Anime Expo is becoming more and more like a mini-E3 for video game publishers and developers drop their summer announcements to a more focused target.

on July 10, 2018 12:40 PM

Anime Expo 2018 was hosted last week in Los Angeles, and it brought quite a lot of reveals and announcements for the Japanese games-loving crowd.

The show used to focus mostly on anime, but the past few years saw a shift towards gaming, with smaller publishers and developers (joined by bigger ones like Bandai Namco) taking the chance to drop their summer announcements in a more targeted environment compared to E3, avoiding the risk of seeing their reveals overshadowed by big first-party titles and western AAA games.

This year was no exception, and we got four days of panels packed of new details and announcements. In this thirteenth episode of the Weebcast, we discuss what we heard, alongside a look at the summer anime season that is starting.

As usual, Please keep in mind that this podcast is still in an experimental phase. Constructive criticism and suggestions are absolutely welcome and encouraged, so do leave them in the comments below. You can also let us know which themes you’d like to see covered in upcoming episodes.

Now, without further ado, you can listen to the DualShockers’ Weebcast below, either on YouTube or Soundcloud. You can also listen on iTunes if you so wish. In case you missed it, you can also check out the previous episode, which discussed the games that were conspicuously missing at E3 2018.
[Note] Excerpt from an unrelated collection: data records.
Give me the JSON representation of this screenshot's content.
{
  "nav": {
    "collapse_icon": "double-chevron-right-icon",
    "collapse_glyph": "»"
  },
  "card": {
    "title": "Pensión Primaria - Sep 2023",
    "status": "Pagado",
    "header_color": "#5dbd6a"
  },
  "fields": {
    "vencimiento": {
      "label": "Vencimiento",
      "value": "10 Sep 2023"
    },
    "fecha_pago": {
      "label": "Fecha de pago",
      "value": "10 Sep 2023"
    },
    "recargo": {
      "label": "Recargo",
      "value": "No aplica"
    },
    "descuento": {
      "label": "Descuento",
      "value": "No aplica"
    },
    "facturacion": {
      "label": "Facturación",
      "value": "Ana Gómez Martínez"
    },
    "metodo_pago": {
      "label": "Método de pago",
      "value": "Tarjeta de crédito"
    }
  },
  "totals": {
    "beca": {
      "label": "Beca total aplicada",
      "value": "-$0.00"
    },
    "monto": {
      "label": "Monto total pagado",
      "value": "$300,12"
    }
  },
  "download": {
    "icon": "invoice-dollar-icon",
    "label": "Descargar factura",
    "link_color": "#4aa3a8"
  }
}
 /  Executive News Editor
Hailing from sunny (not as much as people think) Italy and long standing gamer since the age of Mattel Intellivision and Sinclair ZX Spectrum. Definitely a multi-platform gamer, he still holds the old dear PC nearest to his heart, while not disregarding any console on the market. RPGs (of any nationality) and MMORPGs are his daily bread, but he enjoys almost every other genre, prominently racing simulators, action and sandbox games. He is also one of the few surviving fans of the flight simulator genre on Earth.